This is potentially awkward in real life conversation – but easily glossed over on social platforms like Facebook.

A well known columnist recently wrote “ generally, it’s 6 and 7-year-old boys who engage in hair pulling because they are too socially retarded to understand how to initiate a friendship with a young girl, although pulling ponytails is not strictly defined by gender.’

In response to some criticism she countered that she thought it was a shame the term had been hijacked as an insult and that she’d used it correctly.

I had read her column – cringed to myself – and ignored it (pick your fights!)

But she was inundated with support for her use of the word.

People who responded usually complained objections were “PC gone mad!”  (please PLEASE can we just obliterate that hackneyed phrase ?)

It was more offensive to more people that people were offended in the first place.

But it was written as an insult.

Whatever the nuances of how the word has changed, it’s never a compliment.

And actually she wasn’t using it correctly. Her point was that 6 and 7 year old boys typically lack the social skills to communicate with girls without resorting to hair tugging. Pony tail pulling in people older than that would indicate some lack of social development or insight.

But anyway – would she – or anyone – say it to my face while chatting over a coffee? Would you describe someone socially inept as “socially retarded” to the parents of a child with Down Syndrome? Would you describe someone socially incompetent as “socially retarded” to someone with cerebral palsy?

I can tell you from experience that when it does slip out – there’s a fairly swift realization- an embarrassed moment – which I always ignore (pick your fights!) But the body language, if not the actual words, show they know it’s not a fair thing to say. 

Look at me getting all ranty in my very first blog! Oops.

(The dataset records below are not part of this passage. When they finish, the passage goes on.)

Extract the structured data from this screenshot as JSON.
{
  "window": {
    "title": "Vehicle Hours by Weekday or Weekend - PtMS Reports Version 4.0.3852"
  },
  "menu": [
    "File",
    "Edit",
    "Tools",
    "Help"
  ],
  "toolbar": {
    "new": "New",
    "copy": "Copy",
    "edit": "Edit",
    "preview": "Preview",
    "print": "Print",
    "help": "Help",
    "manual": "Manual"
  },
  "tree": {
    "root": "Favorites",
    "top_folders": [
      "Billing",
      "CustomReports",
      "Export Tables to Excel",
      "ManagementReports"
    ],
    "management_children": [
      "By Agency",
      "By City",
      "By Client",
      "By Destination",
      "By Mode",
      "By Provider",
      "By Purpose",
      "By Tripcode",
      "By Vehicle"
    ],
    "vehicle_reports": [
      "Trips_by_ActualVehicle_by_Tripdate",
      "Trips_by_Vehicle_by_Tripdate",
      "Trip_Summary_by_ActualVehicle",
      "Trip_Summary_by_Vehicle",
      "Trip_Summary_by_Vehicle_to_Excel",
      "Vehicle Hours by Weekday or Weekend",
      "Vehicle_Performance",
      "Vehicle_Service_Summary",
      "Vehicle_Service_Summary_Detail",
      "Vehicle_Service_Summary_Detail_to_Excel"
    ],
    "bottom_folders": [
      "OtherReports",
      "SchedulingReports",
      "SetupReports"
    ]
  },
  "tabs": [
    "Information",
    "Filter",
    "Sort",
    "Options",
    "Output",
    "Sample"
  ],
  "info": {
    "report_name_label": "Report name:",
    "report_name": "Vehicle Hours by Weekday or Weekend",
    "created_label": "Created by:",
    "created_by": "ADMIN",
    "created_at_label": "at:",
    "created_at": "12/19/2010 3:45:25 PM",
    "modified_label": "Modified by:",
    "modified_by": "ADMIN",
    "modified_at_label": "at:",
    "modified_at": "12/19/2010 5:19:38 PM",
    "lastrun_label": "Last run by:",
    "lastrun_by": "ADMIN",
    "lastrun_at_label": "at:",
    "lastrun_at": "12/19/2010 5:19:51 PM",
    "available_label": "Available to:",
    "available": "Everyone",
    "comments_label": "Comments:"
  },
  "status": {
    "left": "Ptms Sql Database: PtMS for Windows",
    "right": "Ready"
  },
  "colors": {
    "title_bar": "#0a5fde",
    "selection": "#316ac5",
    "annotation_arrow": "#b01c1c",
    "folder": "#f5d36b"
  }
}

Didn’t mean to.

Next time I’ll reflect on friendships for Claudia over the past 17 years, the 7 year itch (2 down, 1 to go) and  the role of social media